Data records for software interfaces:
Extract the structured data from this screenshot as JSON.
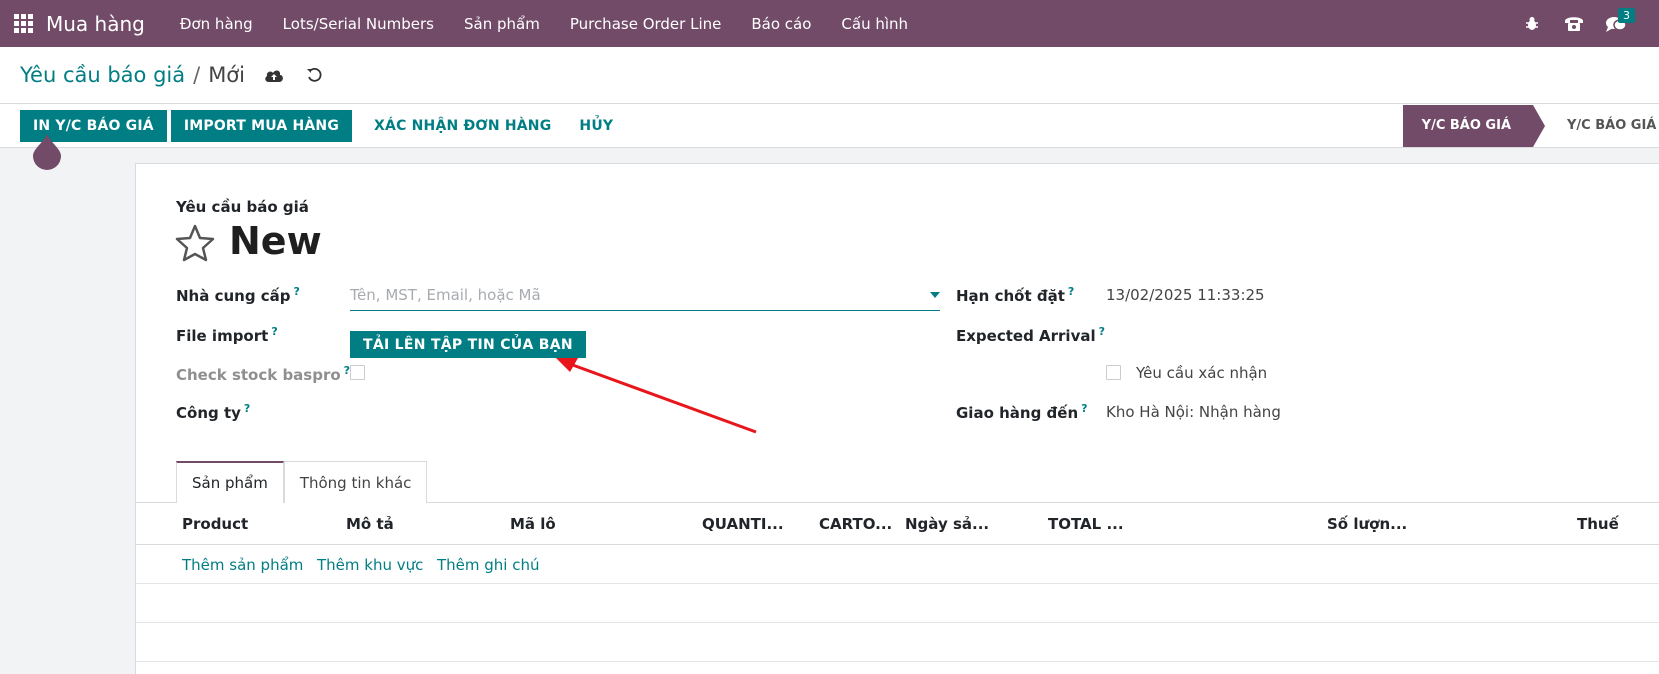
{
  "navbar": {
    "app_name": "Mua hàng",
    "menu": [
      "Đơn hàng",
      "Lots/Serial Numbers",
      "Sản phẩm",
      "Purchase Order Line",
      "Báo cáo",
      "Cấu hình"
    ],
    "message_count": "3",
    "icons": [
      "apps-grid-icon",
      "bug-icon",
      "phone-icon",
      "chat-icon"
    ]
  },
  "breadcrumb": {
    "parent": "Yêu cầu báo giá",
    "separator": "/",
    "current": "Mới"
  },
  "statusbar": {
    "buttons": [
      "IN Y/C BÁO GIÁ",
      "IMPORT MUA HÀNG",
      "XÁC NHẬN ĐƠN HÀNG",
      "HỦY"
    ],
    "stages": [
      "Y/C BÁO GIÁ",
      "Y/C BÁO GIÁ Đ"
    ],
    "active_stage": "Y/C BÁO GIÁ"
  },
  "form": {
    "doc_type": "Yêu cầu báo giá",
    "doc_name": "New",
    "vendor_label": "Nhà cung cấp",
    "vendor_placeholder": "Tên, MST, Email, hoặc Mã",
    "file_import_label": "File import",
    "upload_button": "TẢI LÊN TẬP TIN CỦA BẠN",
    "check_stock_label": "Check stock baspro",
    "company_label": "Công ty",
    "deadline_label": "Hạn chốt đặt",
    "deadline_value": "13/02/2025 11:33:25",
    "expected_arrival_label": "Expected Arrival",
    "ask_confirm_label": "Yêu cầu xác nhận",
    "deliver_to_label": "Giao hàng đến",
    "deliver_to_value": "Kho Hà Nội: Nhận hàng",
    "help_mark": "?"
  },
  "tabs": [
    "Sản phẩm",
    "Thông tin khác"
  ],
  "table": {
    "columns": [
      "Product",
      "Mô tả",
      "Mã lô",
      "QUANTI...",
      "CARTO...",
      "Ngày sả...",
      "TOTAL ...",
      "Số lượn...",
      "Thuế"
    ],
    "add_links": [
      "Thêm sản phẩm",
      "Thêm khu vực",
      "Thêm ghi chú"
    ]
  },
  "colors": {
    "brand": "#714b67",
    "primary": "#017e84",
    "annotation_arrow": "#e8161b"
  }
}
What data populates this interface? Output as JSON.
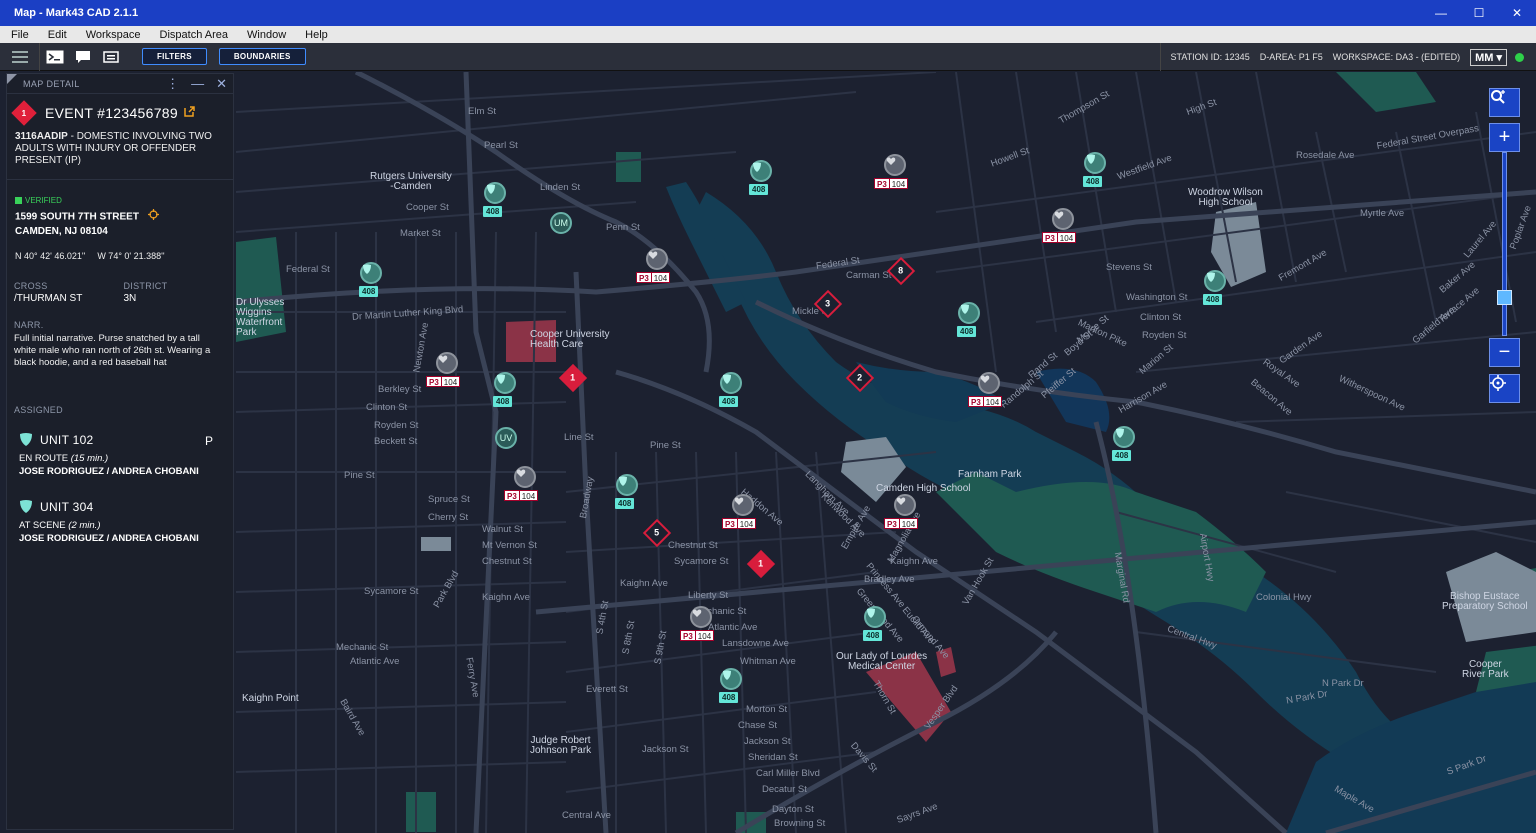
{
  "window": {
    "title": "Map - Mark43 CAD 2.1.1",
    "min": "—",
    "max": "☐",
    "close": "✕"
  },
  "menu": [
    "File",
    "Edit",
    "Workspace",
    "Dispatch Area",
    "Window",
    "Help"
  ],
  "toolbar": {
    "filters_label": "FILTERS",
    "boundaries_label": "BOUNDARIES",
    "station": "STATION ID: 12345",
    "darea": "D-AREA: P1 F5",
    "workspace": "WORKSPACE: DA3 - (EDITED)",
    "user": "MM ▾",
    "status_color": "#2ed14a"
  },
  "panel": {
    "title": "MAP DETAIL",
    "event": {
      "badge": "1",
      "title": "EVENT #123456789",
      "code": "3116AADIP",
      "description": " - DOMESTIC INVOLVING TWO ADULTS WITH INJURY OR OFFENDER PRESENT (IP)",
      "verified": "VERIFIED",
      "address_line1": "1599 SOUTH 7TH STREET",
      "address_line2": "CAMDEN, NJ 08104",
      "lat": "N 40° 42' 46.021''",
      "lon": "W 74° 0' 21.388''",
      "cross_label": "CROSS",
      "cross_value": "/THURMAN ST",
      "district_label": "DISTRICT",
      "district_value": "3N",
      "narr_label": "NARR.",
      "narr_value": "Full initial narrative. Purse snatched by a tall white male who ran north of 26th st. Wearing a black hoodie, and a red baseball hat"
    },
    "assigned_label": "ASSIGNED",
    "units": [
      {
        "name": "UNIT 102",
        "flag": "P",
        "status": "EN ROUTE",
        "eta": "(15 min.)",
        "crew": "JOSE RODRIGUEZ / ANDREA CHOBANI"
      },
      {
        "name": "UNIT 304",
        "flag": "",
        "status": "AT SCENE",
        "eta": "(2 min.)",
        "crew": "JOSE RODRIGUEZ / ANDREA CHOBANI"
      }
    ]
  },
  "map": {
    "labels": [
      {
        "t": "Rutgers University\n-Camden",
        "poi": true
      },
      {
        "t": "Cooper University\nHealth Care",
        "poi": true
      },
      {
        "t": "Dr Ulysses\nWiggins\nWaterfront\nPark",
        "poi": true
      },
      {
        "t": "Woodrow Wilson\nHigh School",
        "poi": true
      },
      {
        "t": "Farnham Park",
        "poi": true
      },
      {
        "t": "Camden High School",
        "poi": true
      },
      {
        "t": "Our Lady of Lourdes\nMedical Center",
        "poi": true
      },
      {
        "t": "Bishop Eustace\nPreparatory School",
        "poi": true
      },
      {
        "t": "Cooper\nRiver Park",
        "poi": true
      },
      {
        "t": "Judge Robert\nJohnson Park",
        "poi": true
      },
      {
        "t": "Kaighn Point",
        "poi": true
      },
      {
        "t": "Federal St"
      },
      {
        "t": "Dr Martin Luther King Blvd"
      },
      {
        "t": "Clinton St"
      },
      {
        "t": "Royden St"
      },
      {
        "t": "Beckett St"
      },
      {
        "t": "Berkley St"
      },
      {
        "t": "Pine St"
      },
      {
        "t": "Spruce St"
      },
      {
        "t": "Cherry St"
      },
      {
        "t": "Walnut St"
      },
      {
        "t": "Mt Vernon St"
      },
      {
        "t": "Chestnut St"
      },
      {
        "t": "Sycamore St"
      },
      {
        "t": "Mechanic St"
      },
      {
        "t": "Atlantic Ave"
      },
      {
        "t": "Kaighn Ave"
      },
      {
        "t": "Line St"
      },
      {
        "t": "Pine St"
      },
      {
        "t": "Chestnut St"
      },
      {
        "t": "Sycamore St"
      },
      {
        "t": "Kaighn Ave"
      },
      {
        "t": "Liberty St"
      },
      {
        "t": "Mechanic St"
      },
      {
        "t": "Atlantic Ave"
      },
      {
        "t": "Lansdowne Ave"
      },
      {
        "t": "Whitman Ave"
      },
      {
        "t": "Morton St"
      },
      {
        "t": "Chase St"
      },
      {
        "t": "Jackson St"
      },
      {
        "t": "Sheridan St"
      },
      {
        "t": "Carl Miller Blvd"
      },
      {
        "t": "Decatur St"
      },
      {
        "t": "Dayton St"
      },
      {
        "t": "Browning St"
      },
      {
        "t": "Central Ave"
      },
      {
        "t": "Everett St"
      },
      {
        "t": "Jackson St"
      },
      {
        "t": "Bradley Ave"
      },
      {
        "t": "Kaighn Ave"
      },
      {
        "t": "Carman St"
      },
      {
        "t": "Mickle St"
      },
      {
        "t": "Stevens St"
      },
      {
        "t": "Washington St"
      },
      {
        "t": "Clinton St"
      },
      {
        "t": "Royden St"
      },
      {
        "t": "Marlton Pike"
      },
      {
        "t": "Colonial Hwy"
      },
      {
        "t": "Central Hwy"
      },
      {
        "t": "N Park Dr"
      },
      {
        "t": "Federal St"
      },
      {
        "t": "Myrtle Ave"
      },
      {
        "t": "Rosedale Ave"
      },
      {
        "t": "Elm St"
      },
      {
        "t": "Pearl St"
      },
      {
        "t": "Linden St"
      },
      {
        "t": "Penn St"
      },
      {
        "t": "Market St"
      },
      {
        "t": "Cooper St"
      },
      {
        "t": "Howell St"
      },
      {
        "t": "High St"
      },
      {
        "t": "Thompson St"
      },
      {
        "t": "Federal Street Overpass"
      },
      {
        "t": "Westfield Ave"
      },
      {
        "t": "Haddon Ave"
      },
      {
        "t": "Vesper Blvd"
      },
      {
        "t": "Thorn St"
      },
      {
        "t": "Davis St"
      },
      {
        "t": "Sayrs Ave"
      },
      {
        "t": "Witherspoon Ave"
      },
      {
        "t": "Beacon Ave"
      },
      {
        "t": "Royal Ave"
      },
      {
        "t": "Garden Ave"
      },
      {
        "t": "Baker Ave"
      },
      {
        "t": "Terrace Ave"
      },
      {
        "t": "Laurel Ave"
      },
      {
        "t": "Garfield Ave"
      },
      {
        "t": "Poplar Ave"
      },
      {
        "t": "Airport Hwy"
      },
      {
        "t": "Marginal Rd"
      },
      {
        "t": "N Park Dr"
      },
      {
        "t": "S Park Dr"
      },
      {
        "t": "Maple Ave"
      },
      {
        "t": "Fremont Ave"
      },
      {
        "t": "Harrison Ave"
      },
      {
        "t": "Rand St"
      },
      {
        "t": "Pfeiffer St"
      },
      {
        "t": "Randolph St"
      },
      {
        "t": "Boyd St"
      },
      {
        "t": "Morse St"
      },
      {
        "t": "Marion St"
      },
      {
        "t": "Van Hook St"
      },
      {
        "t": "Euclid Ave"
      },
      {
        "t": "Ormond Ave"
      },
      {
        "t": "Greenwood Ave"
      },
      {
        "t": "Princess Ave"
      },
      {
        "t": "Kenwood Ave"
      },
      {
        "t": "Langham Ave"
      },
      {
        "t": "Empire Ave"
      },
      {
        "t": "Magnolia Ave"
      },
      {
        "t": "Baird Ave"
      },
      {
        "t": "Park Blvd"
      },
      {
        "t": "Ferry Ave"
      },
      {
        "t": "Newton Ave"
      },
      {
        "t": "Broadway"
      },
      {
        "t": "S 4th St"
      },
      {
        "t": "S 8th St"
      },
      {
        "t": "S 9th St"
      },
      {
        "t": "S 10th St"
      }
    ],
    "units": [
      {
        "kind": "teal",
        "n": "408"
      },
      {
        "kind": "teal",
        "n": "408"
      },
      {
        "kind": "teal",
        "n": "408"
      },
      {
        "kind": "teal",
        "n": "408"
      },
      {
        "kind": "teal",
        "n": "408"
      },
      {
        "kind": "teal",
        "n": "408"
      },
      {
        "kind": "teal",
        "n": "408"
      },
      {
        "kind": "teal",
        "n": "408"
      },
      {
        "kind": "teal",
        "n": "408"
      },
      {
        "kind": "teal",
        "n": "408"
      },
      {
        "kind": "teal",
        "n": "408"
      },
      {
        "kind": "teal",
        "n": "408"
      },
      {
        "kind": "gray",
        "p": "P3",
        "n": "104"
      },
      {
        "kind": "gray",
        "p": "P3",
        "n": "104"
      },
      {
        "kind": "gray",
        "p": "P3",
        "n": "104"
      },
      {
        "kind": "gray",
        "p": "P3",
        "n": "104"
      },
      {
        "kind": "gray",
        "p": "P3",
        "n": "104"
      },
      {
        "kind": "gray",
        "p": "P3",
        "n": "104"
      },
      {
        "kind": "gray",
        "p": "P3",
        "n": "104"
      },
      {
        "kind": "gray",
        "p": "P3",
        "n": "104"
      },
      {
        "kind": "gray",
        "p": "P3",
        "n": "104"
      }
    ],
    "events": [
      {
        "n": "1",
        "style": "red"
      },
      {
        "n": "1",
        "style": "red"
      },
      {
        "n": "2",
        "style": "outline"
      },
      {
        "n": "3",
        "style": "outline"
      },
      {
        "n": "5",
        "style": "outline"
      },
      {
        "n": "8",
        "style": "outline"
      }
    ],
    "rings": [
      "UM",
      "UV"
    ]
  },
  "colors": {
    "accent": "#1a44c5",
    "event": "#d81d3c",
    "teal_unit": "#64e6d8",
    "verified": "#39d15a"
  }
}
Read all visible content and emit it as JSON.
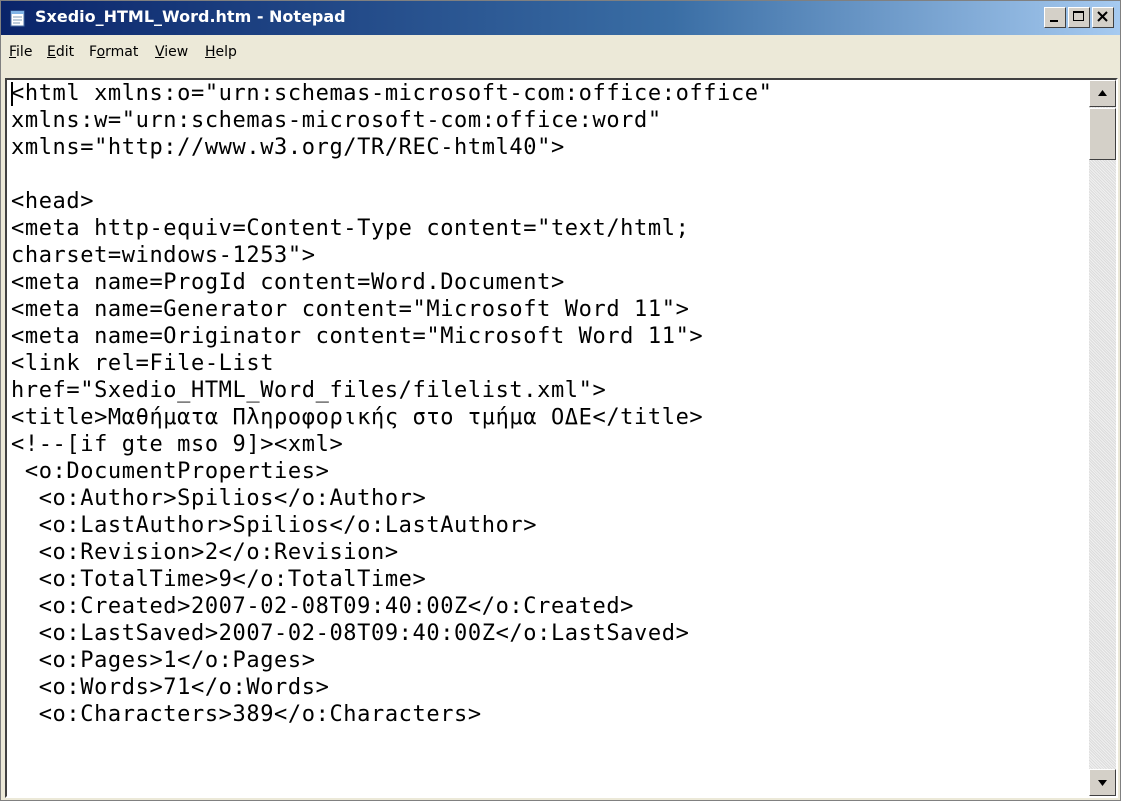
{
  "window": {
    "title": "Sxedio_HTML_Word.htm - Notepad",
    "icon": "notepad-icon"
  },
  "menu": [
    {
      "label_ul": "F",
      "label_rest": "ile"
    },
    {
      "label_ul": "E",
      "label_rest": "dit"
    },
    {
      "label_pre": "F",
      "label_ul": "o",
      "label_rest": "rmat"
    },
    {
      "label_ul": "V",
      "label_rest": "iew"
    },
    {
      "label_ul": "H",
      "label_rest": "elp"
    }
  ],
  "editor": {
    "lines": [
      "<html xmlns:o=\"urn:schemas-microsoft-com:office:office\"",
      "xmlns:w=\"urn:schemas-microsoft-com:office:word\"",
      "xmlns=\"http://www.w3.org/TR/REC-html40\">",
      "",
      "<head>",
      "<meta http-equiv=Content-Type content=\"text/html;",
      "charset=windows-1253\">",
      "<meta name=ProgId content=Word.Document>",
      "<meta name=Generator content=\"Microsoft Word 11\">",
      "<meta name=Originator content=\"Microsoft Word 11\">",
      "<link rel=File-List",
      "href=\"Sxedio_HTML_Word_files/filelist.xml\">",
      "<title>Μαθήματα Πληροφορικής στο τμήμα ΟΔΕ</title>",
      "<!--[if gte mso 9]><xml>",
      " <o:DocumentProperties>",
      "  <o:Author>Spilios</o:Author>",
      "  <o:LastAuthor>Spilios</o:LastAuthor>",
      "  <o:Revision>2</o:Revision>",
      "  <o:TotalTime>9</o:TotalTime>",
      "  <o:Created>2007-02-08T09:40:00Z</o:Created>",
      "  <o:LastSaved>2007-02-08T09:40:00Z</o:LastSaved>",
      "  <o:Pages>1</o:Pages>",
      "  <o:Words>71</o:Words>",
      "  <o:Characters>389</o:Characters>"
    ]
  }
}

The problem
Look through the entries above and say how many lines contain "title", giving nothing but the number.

Response below
5